On May 8, 1757, a sickly boy was born into the world. His father named him Edward, after himself.
Edward stayed sickly but stayed alive, his six siblings all dying in infancy. Too frail to attend classes, his father employed tutors to make sure he kept up. And when at nine years old he was well enough to go off to grammar school, his mother died and he was brought back home. Edward shed no tears, she’d always been neglectful, but now it was just he and his father in the seclusion of that damp and drafty South London mansion.
He was sent off to live in a boarding house.
“Your Aunt Kitty will see to your upbringing,” he said as he closed the carriage door, “don’t disappoint me, Edward.”
He didn’t. He studied voraciously and with an appetite for reading that surprised even him. At fifteen, his father deemed him ready for Oxford. But after an unprofitable 14 months, he was back at his father’s house, expelled from college because of a religious conversion.

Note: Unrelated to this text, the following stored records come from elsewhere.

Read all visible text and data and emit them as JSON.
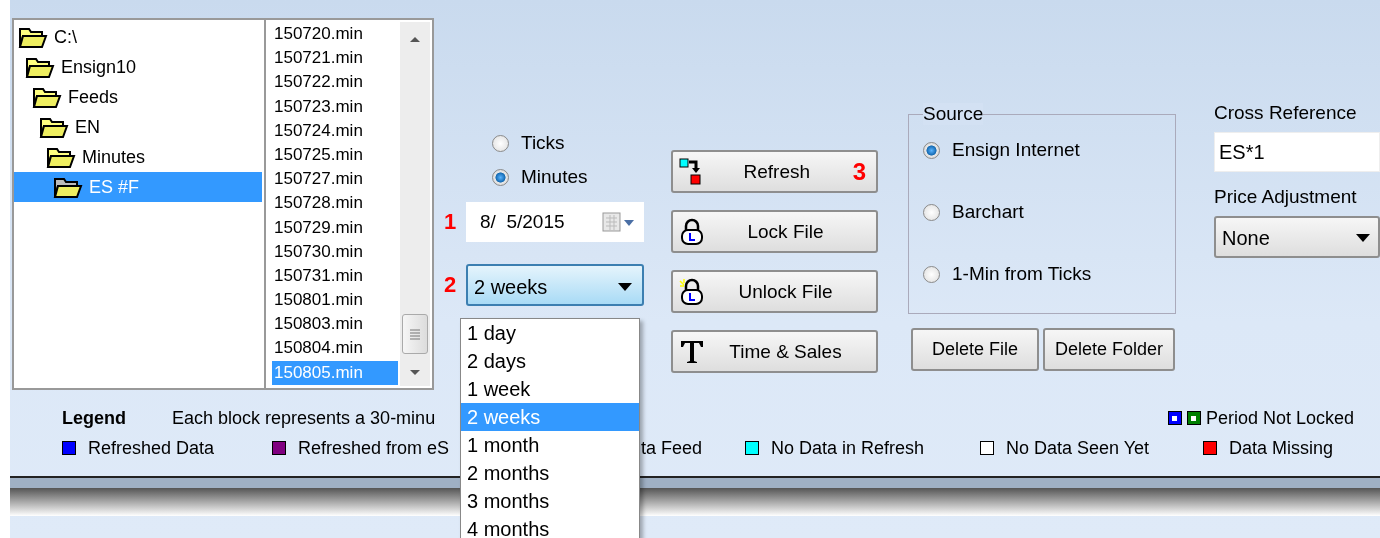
{
  "folder_tree": [
    {
      "label": "C:\\",
      "selected": false,
      "children": [
        {
          "label": "Ensign10",
          "selected": false,
          "children": [
            {
              "label": "Feeds",
              "selected": false,
              "children": [
                {
                  "label": "EN",
                  "selected": false,
                  "children": [
                    {
                      "label": "Minutes",
                      "selected": false,
                      "children": [
                        {
                          "label": "ES #F",
                          "selected": true
                        }
                      ]
                    }
                  ]
                }
              ]
            }
          ]
        }
      ]
    }
  ],
  "file_list": [
    {
      "label": "150720.min",
      "selected": false
    },
    {
      "label": "150721.min",
      "selected": false
    },
    {
      "label": "150722.min",
      "selected": false
    },
    {
      "label": "150723.min",
      "selected": false
    },
    {
      "label": "150724.min",
      "selected": false
    },
    {
      "label": "150725.min",
      "selected": false
    },
    {
      "label": "150727.min",
      "selected": false
    },
    {
      "label": "150728.min",
      "selected": false
    },
    {
      "label": "150729.min",
      "selected": false
    },
    {
      "label": "150730.min",
      "selected": false
    },
    {
      "label": "150731.min",
      "selected": false
    },
    {
      "label": "150801.min",
      "selected": false
    },
    {
      "label": "150803.min",
      "selected": false
    },
    {
      "label": "150804.min",
      "selected": false
    },
    {
      "label": "150805.min",
      "selected": true
    }
  ],
  "data_type": [
    {
      "label": "Ticks",
      "selected": false
    },
    {
      "label": "Minutes",
      "selected": true
    }
  ],
  "date_field": {
    "marker": "1",
    "value": "8/  5/2015"
  },
  "period_combo": {
    "marker": "2",
    "value": "2 weeks",
    "expanded": true,
    "options": [
      {
        "label": "1 day",
        "selected": false
      },
      {
        "label": "2 days",
        "selected": false
      },
      {
        "label": "1 week",
        "selected": false
      },
      {
        "label": "2 weeks",
        "selected": true
      },
      {
        "label": "1 month",
        "selected": false
      },
      {
        "label": "2 months",
        "selected": false
      },
      {
        "label": "3 months",
        "selected": false
      },
      {
        "label": "4 months",
        "selected": false
      }
    ]
  },
  "buttons": [
    {
      "label": "Refresh",
      "kind": "refresh",
      "marker": "3"
    },
    {
      "label": "Lock File",
      "kind": "lock"
    },
    {
      "label": "Unlock File",
      "kind": "unlock"
    },
    {
      "label": "Time & Sales",
      "kind": "text"
    }
  ],
  "source": {
    "title": "Source",
    "options": [
      {
        "label": "Ensign Internet",
        "selected": true
      },
      {
        "label": "Barchart",
        "selected": false
      },
      {
        "label": "1-Min from Ticks",
        "selected": false
      }
    ],
    "buttons": [
      "Delete File",
      "Delete Folder"
    ]
  },
  "cross_reference": {
    "label": "Cross Reference",
    "value": "ES*1"
  },
  "price_adjustment": {
    "label": "Price Adjustment",
    "value": "None"
  },
  "legend": {
    "title": "Legend",
    "description": "Each block represents a 30-minu",
    "period_not_locked": {
      "label": "Period Not Locked",
      "swatches": [
        {
          "color": "#0000ff"
        },
        {
          "color": "#008000"
        }
      ]
    },
    "items": [
      {
        "label": "Refreshed Data",
        "color": "#0000ff"
      },
      {
        "label": "Refreshed from eS",
        "color": "#800080"
      },
      {
        "label": "ta Feed"
      },
      {
        "label": "No Data in Refresh",
        "color": "#00ffff"
      },
      {
        "label": "No Data Seen Yet",
        "color": "#ffffff"
      },
      {
        "label": "Data Missing",
        "color": "#ff0000"
      }
    ]
  }
}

“I’ve arranged for you to study in Switzerland with a Reformed pastor,” his father fumed, “He’ll see to it that you abandon your disgraceful Romishness.” An additional threatened disinheritance produced in him a sudden reconversion to the faith of his father.
When he fell in love and considered marriage, his father disapproved and he abandoned her.
When his father joined the militia, Edward did too.
He even followed his father into Parliament.
When Edward Gibbon completed his unsurpassed magnum opus, he laid ruinous cause upon the shoulders of a distant and domineering power: organized religion. Perhaps if he had been healthier at the end of his unhappy life, he may have also recognized the long shadow of a distant and domineering power in his own.